Masters' article is just one of a couple to come out of Team Canada camp about Ho-Sang's "new attitude" in the first two days. Terry Koshan also wrote a shorter version of the same story for the Toronto Sun, and uses Ho-Sang complimenting campmate Max Domi as possible proof that this is a different kid than the one who blew up Team Canada bosses last summer.
Maybe it's because the camp just started and Ho-Sang's invite after two snubs is an easy story to write. But these articles are part of a larger tapestry. Try finding a Ho-Sang profile that doesn't borrow heavily from Steve Simmons' 2014 pre-draft interview with Ho-Sang in which he said he would be the best player in the draft within three years and, if he were a GM, he would select himself first overall.
Of course the GM that did take him was perfectly happy about it.
Ho-Sang immediately clarified some of what Simmons had written about racial overtones in his relationship with Windsor Spitfires GM Warren Rychel. But that's not the part anyone remembers. Especially when two months later, Ho-Sang said he was "insulted" that he again didn't receive an invitation to Canada's World Junior camp and the whole argument started up again.
Confused? Don't worry about the details. The point is, the Royal Ice Hockey Establishment of Canada has unanimously decided that this is who Josh Ho-Sang is. He is "different." He is "outspoken." He is "brash." He is the either "the guy who has a bad attitude" or the "guy who had a bad attitude but is trying to show he's one of us now."
There is only one escape.
As Islanders fans, we are conditioned to lament the lack of media coverage our team gets in the crowded New York sports landscape. But being buried behind the Yankees, Mets, Giants, Jets and everyone else might work out beautifully for both the Islanders and Ho-Sang.
In Brooklyn, he won't be the "kid who told off Team Canada" because, quite frankly, the number of people here who care about Team Canada, the World Junior tournament and the hockey establishment could fit inside of one Williamsburg-parked Prius.

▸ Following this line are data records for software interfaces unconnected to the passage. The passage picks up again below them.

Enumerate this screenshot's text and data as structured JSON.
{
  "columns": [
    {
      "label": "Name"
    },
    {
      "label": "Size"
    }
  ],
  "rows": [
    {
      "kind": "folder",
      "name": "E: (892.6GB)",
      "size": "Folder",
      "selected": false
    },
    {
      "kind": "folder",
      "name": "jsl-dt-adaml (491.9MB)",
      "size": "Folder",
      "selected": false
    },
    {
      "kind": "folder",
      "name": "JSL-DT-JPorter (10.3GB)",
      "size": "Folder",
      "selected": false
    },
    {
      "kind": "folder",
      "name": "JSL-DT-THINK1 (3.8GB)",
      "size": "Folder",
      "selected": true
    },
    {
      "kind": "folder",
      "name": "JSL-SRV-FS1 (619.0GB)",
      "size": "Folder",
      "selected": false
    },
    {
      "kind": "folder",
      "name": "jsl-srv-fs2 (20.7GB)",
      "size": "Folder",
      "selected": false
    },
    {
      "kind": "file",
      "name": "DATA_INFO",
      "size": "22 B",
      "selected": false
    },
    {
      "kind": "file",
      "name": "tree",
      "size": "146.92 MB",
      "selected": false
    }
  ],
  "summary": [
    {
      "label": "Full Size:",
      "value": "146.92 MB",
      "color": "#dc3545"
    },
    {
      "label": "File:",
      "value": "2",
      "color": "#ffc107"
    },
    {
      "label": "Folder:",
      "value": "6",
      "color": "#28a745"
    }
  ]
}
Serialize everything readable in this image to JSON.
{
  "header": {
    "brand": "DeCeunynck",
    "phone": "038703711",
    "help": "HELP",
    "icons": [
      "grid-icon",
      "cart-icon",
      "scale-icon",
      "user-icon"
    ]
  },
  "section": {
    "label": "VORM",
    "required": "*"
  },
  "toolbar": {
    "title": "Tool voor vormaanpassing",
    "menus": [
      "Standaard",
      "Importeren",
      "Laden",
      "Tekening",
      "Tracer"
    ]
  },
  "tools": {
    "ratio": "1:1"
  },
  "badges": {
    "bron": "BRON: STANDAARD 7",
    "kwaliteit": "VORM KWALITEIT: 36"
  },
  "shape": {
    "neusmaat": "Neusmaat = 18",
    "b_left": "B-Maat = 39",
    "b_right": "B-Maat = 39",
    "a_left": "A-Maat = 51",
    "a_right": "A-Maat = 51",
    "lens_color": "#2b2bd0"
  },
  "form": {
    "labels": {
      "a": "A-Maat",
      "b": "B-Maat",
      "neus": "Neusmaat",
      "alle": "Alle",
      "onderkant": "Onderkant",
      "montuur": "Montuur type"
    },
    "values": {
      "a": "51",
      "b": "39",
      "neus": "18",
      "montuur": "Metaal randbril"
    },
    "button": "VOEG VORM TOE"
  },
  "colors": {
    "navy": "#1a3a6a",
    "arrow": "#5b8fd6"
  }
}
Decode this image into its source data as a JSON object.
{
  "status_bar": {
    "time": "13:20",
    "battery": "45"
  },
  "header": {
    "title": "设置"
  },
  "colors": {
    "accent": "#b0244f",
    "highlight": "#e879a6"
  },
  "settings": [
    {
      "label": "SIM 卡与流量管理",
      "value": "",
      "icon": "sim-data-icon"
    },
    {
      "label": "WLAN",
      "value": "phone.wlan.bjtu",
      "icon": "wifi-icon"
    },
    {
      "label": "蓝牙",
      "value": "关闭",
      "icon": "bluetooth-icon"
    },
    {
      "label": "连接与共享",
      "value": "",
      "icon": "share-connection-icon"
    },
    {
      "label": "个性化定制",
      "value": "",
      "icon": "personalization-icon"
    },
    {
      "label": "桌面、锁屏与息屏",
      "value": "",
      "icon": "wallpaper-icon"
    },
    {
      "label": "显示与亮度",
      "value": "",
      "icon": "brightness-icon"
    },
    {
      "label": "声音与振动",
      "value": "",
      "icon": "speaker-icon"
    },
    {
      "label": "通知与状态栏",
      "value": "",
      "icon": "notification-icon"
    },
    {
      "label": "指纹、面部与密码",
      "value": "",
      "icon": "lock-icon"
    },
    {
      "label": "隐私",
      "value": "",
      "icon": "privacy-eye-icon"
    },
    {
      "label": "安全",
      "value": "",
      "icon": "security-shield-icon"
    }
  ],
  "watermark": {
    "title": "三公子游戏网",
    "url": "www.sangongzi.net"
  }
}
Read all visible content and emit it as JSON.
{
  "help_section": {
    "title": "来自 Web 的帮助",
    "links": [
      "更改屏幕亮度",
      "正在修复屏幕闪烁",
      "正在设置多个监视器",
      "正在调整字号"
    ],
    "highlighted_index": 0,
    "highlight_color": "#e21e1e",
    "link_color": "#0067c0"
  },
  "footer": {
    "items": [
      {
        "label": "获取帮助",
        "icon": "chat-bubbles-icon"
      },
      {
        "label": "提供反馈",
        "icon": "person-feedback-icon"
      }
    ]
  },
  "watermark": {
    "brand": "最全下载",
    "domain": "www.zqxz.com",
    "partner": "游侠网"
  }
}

If anything, telling off Team Canada will be seen as a badge of honor for him.
When he gets to Islanders camp this Fall, Josh Ho-Sang will be just a kid who can help the Islanders in the very near future. He will be the guy tantalizing fans with speed and skills and gif-worthy moments. They won't be waiting on what he's going to say next; they'll be waiting on when he's in the line-up first.
He'll be just another Islanders rookie in Manhattan, Philadelphia, Pittsburgh, Washington, Raleigh and anywhere else the Islanders play. A few short stops to play Canadian teams will give TSN and Sun Media time to dig right back into those old wounds before the Islanders jet off to someplace else.
And all the baggage he's accrued in his 19 years in Canada will be lost between Toronto Pearson International Airport and LaGuardia, as it should be.